_What needs to be done:_ Filter the entries for the string "people". Copy each line that has it.

_Source records:_

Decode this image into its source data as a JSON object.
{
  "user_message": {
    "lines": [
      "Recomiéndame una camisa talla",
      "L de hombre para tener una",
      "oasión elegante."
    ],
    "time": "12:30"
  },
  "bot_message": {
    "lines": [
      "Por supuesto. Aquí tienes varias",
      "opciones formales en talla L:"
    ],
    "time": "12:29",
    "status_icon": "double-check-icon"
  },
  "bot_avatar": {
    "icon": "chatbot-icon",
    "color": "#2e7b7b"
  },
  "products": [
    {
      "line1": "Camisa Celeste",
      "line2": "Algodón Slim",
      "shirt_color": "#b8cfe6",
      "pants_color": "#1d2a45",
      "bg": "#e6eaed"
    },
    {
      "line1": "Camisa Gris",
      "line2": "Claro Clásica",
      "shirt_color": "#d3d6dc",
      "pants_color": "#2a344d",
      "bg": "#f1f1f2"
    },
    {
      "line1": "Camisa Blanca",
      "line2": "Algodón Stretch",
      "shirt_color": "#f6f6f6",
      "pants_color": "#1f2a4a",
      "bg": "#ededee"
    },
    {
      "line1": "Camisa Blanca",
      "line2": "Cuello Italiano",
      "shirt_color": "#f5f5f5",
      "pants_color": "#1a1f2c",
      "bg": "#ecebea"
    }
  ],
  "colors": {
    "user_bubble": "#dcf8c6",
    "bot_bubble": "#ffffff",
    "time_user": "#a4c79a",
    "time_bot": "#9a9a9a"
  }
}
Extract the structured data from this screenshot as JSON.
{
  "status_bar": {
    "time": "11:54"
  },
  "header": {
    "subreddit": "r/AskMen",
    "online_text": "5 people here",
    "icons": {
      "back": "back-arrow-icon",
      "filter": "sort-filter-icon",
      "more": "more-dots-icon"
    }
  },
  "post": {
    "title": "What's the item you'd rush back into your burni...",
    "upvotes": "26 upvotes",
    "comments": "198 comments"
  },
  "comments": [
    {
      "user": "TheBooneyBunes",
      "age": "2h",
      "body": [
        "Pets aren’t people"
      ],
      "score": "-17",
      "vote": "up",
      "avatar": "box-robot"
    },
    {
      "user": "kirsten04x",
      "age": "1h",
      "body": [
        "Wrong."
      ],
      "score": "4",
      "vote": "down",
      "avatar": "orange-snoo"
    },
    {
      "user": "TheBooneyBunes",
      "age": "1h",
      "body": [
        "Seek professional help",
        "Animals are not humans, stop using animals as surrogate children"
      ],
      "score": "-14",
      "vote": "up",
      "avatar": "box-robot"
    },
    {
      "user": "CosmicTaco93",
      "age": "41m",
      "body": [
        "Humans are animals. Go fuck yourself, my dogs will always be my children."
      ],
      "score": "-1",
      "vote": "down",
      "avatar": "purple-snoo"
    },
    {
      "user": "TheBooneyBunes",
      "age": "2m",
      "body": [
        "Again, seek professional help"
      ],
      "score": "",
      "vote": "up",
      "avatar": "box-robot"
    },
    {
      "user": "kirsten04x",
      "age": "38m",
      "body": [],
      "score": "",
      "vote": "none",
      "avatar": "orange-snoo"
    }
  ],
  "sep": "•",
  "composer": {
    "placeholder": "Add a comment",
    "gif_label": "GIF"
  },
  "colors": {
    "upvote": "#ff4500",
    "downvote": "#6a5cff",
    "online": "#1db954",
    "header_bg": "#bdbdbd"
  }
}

_Solution to the exercise:_
    "online_text": "5 people here",
        "Pets aren’t people"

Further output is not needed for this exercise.